- [EXCERPTED DATA]
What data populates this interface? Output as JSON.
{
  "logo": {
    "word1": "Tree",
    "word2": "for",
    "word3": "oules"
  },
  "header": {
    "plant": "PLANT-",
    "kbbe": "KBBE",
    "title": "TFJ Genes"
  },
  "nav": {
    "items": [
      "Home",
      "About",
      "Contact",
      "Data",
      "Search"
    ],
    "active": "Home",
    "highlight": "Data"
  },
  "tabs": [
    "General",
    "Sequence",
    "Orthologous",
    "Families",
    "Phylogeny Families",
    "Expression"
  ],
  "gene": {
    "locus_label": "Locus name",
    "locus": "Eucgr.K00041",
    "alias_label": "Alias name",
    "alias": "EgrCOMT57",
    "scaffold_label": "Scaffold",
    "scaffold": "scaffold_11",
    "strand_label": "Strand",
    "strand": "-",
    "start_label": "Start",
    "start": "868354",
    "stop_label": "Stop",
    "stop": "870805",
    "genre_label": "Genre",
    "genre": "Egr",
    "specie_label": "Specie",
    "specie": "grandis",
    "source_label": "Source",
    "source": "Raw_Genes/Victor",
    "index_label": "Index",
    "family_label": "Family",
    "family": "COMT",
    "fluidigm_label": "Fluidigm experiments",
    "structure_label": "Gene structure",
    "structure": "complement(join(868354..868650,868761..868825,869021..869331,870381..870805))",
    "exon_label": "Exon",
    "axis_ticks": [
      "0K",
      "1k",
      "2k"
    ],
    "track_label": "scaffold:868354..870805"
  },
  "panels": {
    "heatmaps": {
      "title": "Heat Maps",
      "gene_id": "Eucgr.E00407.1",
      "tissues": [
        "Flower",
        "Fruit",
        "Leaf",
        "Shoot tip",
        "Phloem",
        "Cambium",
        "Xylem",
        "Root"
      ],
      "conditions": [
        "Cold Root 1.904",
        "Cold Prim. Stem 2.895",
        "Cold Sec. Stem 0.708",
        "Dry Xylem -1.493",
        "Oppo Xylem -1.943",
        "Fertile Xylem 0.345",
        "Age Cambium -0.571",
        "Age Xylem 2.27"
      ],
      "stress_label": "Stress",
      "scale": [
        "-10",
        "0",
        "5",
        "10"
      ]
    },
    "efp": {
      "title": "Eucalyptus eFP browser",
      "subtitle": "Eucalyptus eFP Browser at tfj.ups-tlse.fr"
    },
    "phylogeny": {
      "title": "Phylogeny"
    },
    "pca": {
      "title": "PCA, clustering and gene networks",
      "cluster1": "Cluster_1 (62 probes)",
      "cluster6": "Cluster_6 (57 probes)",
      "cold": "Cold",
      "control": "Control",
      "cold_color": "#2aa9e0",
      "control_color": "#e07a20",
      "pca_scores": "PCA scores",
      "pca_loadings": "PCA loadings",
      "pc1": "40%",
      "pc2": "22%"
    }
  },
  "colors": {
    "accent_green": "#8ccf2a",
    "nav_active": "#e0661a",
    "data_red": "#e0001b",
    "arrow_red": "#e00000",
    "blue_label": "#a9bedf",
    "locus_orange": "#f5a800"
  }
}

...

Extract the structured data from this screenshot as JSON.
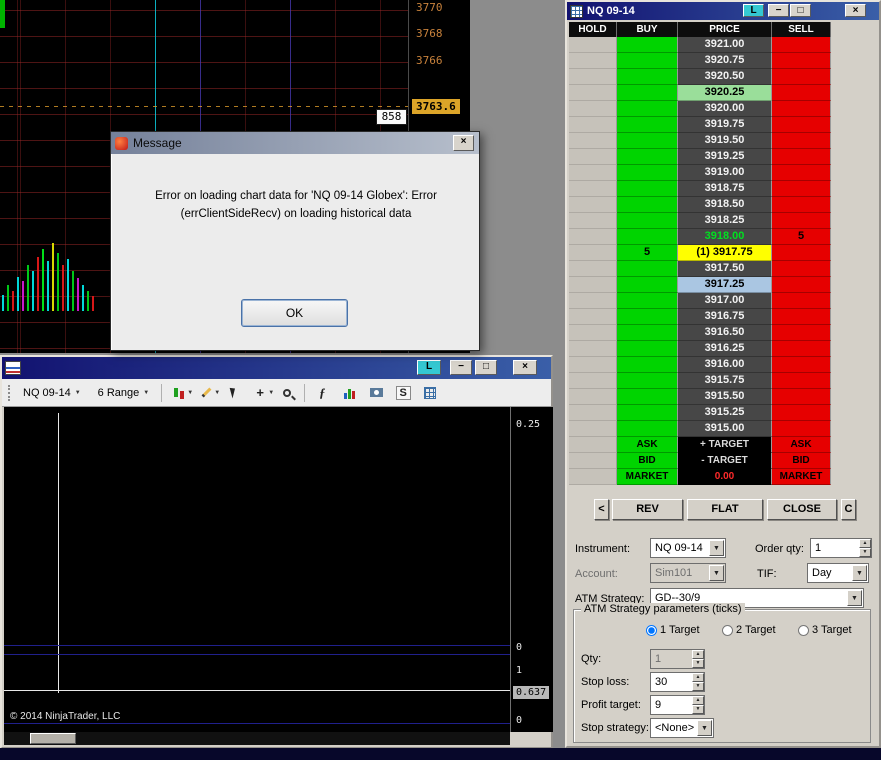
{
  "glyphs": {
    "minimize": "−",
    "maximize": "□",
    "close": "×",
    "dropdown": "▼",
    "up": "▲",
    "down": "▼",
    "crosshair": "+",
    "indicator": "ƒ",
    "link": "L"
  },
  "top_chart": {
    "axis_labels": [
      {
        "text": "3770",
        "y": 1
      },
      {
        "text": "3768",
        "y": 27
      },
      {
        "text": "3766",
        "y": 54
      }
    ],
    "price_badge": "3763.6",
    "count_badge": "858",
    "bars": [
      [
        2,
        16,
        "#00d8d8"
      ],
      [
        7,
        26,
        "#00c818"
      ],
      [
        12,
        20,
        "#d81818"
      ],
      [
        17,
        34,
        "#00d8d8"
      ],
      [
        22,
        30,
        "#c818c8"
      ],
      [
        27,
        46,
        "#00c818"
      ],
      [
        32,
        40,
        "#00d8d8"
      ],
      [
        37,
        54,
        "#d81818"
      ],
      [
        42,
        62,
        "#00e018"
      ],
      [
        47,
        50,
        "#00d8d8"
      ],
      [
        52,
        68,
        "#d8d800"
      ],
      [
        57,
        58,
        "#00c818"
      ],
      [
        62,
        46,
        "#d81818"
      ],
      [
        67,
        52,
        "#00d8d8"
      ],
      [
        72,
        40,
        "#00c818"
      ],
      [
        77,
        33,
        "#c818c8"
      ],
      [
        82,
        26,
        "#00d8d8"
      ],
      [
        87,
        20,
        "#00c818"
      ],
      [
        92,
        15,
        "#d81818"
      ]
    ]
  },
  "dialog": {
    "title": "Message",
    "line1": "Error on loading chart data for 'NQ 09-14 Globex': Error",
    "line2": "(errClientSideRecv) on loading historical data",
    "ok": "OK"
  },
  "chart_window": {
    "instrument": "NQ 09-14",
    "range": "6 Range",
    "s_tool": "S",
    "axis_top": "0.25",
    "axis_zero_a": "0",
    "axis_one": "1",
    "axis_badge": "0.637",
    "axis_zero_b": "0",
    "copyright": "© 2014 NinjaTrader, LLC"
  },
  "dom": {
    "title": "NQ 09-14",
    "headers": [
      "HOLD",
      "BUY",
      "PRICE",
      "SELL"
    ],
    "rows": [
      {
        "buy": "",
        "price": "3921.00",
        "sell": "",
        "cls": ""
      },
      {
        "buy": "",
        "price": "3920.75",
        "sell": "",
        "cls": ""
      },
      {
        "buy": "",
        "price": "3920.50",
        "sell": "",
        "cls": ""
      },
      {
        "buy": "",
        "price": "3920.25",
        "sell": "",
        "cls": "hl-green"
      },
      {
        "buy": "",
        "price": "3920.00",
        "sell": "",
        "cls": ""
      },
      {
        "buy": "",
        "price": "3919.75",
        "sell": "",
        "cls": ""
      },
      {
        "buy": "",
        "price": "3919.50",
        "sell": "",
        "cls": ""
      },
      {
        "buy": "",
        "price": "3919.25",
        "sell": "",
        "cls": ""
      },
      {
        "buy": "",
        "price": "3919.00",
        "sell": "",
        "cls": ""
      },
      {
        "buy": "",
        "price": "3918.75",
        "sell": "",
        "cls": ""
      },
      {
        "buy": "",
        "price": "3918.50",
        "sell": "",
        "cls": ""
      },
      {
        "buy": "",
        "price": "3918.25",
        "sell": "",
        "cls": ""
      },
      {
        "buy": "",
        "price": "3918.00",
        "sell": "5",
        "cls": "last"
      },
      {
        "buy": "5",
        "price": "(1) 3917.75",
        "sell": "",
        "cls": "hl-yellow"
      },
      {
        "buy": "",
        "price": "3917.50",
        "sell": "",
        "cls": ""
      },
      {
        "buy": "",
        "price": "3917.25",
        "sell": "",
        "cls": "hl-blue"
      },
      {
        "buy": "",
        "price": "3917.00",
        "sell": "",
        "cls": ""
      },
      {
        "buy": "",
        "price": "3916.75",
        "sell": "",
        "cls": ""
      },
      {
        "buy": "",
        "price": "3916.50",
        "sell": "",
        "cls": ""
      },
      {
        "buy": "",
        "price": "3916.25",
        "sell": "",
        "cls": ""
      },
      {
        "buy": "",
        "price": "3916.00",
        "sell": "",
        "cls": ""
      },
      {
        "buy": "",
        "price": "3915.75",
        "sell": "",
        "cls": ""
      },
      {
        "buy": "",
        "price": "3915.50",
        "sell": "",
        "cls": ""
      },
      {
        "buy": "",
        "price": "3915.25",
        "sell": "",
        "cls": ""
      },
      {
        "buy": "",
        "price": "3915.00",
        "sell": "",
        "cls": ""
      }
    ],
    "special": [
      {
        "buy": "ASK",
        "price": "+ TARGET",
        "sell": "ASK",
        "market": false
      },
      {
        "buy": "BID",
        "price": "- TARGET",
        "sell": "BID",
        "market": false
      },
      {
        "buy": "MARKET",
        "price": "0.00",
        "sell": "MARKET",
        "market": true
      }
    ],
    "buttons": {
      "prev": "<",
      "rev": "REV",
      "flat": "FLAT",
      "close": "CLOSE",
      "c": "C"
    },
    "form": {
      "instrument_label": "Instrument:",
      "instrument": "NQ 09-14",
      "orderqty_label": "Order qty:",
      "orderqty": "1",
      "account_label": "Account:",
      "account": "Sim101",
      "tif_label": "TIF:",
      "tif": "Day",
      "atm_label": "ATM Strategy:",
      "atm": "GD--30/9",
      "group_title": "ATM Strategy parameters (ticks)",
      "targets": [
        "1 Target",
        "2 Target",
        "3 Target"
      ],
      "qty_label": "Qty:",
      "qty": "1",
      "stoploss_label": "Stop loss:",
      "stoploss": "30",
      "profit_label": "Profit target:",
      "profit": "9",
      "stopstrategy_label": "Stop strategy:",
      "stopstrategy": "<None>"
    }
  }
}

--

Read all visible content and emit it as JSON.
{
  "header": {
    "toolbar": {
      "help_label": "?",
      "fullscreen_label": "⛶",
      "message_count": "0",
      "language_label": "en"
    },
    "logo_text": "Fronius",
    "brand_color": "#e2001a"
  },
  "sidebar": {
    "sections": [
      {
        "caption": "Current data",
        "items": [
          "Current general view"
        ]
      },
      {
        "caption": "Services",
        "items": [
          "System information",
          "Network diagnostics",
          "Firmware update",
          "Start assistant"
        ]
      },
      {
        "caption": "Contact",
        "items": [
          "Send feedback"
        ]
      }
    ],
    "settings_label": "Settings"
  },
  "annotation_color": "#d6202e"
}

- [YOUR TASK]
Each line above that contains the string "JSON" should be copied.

- [SOLUTION BELOW]
What data populates this interface? Output as JSON.
Extract the structured data from this screenshot as JSON.
Read all visible content and emit it as JSON.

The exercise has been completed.